They say to have a great story you have to have a beginning, a middle and an end. And they are right. I think it’s kinda neat that it is something that is integral to our very existence. Everything in life follows this pattern. And I think at our core we all know this but sometimes I think we forget. And then when the end comes along we wail, stomp our feet and question, ‘why?’. As if we didn’t know this had to happen sooner or later. But I get it. Later would always be our choice.
Somewhere along the line acceptance of the inevitable finally sinks in and you move on. But you carry with you the memories. Your mind will pick out a scene or moment that it loved from the beginning of that journey and it will make you smile. Then you’ll remember some of those trials and lessons learned along the way that helped you grow and your smile will twist slightly maybe even turn into a grimace at times. But you’ll feel a sense of satisfaction. You learned. You grew. And you triumphed. Maybe not always in the way you thought you would way back at the beginning but you did grow all the same. So you’ll follow that memory on through knowing the inevitable is coming. We want the end. But we don’t. Getting to the end means we triumphed but it also means that journey is done. And it makes us sad. Happy but sad.
Today I find myself reflecting on RWA’s latest decision on how one can be a member of the group. I don’t like the decision but instead of getting mad like I have over several of the other things they’ve gone to great lengths to implement over the past couple of years, I find I’ve gone full circle on the emotions and come to the part of acceptance. Probably not the acceptance that they are expecting but that’s not for me to worry about. Many people have tried to warn them that what they are doing isn’t right, that it will tear the group apart but they do not want to listen. They want to dice and segment and nitpick. And it makes me sad.
I’ve viewed RWA, rightly or wrongly, as a home, a family. Just those two words alone say it all to me. It was a home that accepted us all, letting us all carve out a room that befit us personally then we’d meet in the kitchen over a cup of our favorite drink to discuss everything under the sun. We’d grow in our writing and our friendships, maybe even argue once in a while. But one of the things I love about a home is that it stays steady. For me RWA and it’s Chapters have been home. Family. It’s been awesome! I’ve loved it on sooooo many levels. I’ve learned so much. (I’m not kidding on this. ) Met so many wonderful people and yeah, I have a lot of great memories. I don’t want this part of my life to end.
When I joined RWA 10 years ago it was a different group then it is now. Yes, it was supposed to be for romance writers but it was arms wide open to everyone, whether you wrote romance or not. Which I always thought was kind of fitting – romance is all about accepting and loving… There wasn’t a better type of promotion they could do then to act out what they wrote. It was about writers helping writers. And I told everyone I could about that aspect of the group in particular. It was my favorite part.
So everyone joined, decorated their room in the home the way they wanted and met in the kitchen. No one cared about how the other decorated their room. So I had pink curtains and they had black. Whoopee-ding. What was important was what we discussed in that kitchen which was all about how to write better stories.

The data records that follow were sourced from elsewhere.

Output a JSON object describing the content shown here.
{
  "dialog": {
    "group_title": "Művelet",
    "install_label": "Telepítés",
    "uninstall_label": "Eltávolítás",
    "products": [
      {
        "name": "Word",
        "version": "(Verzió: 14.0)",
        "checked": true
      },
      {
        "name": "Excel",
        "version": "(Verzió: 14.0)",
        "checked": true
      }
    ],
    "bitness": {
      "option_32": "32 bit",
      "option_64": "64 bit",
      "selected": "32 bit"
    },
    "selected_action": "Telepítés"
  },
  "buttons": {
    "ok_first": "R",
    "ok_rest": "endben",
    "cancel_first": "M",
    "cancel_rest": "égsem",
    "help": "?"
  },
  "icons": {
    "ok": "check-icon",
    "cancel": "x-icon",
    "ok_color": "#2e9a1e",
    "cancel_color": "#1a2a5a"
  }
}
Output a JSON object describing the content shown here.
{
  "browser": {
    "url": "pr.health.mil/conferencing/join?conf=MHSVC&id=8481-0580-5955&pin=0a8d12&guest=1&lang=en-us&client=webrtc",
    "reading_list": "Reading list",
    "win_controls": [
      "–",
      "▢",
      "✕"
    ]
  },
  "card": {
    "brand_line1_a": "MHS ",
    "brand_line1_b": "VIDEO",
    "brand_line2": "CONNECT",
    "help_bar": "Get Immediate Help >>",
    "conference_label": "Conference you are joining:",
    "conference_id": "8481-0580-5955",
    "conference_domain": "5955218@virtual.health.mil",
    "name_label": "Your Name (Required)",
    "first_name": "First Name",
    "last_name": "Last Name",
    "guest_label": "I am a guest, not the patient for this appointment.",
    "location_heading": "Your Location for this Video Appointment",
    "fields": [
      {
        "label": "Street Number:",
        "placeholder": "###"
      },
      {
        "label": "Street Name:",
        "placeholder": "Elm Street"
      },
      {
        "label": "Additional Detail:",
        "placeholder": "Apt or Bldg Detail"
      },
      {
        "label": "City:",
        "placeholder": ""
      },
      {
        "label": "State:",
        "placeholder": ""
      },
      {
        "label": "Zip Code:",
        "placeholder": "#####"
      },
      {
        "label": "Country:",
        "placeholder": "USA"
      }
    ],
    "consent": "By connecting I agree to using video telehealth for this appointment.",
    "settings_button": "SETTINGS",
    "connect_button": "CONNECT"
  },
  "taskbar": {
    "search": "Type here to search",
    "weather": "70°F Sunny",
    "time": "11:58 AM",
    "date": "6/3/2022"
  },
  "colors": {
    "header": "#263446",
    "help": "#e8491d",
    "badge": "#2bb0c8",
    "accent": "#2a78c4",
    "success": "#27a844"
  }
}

Now RWA (in my opinion) is not so much concerned about wanting to discuss how to write a better story but rather critique what color curtains we are all hanging in our rooms. Actually they don’t want to just comment on the color of my curtains they want to dictate what color they shall be. Well, I’ve got news for them. I see two major problems with this.
So they want me to hang blue curtains in my room. I could say no problem, what’s the big deal and hang blue curtains in my room. But there are a gazillion shades of blue. Which they’ve already figured out. And decided, ‘No, we can’t have a house that doesn’t coordinate. We want everyone to have the same color.’ So they have decided we have to prove it. Okay, so aside from the enormous administrative issues of handling going through and checking things, once again, I could say, no problem and prove to them that I have the right shade of blue. And then guess what? Whaala, we now have a house that all coordinates and matches.
But this is where I think they have an even bigger problem. If we all match, if we all step to the same beat, all think the same, all act the same, all look the same, we are the same. We are cookie cutter. We are boring. And our stories will reflect this. Differences are good. Differences promote fresh ideas and force growth. Not only do our stories need differences, we as writers and human beings need them. And ultimately the readers will not buy a book that bores them to death because it was the same as the last hundred they read. They will go elsewhere to find something new.
I get what’s happening with the group. I realize some people are scared by differences. This is after all what is at the root of any kind of segregating. But I miss the old ‘arms wide open’ aspect of my writers group. To me that was the very essence and coolest part of being a member of that group.